An accelerometer is used on a high vibration environment (a bicycle) to measure gravity. The signal clips, so data higher than a clipping value is clamped to that value.
So, simply filtering the signal gives the wrong
median mean value when the vibration is high.
I want the mean value over a time much longer than the vibration frequency, so a few second filter is fine. I do not care about the vibration waveform itself. Just want the average value. How to remove the error caused by the clipping?
Bad idea one:
I had suggested that the signal's noise distribution be modeled, the amount of clipping predicted based on measured vibration amplitude, and that used to correct the data.

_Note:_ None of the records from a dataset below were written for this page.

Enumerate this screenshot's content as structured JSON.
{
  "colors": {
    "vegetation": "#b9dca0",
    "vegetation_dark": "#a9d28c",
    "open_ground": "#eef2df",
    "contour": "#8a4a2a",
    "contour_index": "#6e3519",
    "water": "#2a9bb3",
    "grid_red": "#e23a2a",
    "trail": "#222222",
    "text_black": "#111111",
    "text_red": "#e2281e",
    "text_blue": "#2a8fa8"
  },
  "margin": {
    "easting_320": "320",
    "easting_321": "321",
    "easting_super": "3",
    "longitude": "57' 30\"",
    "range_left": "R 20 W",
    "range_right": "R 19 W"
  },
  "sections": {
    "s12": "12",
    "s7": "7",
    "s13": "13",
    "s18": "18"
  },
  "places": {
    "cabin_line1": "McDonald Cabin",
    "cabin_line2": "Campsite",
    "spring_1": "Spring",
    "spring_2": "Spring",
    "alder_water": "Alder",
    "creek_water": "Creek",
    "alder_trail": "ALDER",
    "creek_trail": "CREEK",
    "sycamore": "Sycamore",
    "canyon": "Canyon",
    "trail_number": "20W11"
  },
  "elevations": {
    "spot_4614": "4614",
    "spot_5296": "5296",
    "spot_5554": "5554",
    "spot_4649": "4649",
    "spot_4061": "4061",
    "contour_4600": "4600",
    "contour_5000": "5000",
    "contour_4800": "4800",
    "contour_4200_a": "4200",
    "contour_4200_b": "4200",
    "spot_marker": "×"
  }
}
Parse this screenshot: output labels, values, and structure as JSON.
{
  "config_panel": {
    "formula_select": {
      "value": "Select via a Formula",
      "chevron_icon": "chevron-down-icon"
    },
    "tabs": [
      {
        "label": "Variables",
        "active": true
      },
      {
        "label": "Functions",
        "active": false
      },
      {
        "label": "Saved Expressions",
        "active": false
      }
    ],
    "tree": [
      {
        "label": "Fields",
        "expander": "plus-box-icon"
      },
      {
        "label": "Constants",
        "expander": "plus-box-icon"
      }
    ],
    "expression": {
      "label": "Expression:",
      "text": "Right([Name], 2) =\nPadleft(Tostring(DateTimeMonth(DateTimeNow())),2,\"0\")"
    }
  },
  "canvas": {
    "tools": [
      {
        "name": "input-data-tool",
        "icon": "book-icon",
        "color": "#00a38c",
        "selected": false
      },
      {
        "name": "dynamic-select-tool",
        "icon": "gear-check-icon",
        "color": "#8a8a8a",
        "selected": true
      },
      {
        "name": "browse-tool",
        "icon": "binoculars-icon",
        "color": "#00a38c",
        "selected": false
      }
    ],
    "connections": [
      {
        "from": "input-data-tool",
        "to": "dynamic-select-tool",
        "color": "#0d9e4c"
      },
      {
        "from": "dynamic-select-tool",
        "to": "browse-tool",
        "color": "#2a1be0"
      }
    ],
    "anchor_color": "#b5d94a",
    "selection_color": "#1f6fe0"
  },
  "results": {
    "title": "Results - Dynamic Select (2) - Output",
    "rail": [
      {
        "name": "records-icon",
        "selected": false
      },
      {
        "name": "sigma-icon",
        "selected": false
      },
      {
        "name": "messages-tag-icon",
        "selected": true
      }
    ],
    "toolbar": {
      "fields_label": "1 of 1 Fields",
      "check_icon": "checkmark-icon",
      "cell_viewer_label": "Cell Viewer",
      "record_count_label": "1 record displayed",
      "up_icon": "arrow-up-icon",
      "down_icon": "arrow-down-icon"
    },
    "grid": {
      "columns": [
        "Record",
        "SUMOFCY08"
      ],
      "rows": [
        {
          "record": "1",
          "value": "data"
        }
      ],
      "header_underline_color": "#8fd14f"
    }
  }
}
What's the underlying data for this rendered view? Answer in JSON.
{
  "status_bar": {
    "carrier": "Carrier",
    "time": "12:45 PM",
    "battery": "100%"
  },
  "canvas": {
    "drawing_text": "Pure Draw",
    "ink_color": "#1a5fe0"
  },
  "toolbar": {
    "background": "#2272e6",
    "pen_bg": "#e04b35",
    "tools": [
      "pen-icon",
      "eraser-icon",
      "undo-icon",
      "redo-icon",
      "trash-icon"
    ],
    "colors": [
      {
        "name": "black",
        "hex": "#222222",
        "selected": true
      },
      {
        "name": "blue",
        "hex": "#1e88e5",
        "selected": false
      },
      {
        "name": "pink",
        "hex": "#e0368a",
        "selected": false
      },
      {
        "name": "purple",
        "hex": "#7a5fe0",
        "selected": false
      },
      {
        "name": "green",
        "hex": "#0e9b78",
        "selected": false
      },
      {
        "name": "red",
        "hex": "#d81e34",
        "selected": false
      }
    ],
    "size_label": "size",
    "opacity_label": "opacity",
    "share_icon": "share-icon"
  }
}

Maybe the distribution is Rayliegh, maybe Gaussian, maybe... So maybe that first idea is not a good one.
Possibly brilliant idea two:
But how about just measuring the distribution on the spot? Make a histogram with several bins, accumulating a count in a bin each time the sampled data is in a bin's range.
Then, fit a curve over the top 3 or 5 highest bins, and the position of the peak is
the signal median the modal mean, where the signal mean value would be, if it were not clipped.
Is this crazy? Good? Done before and has a name?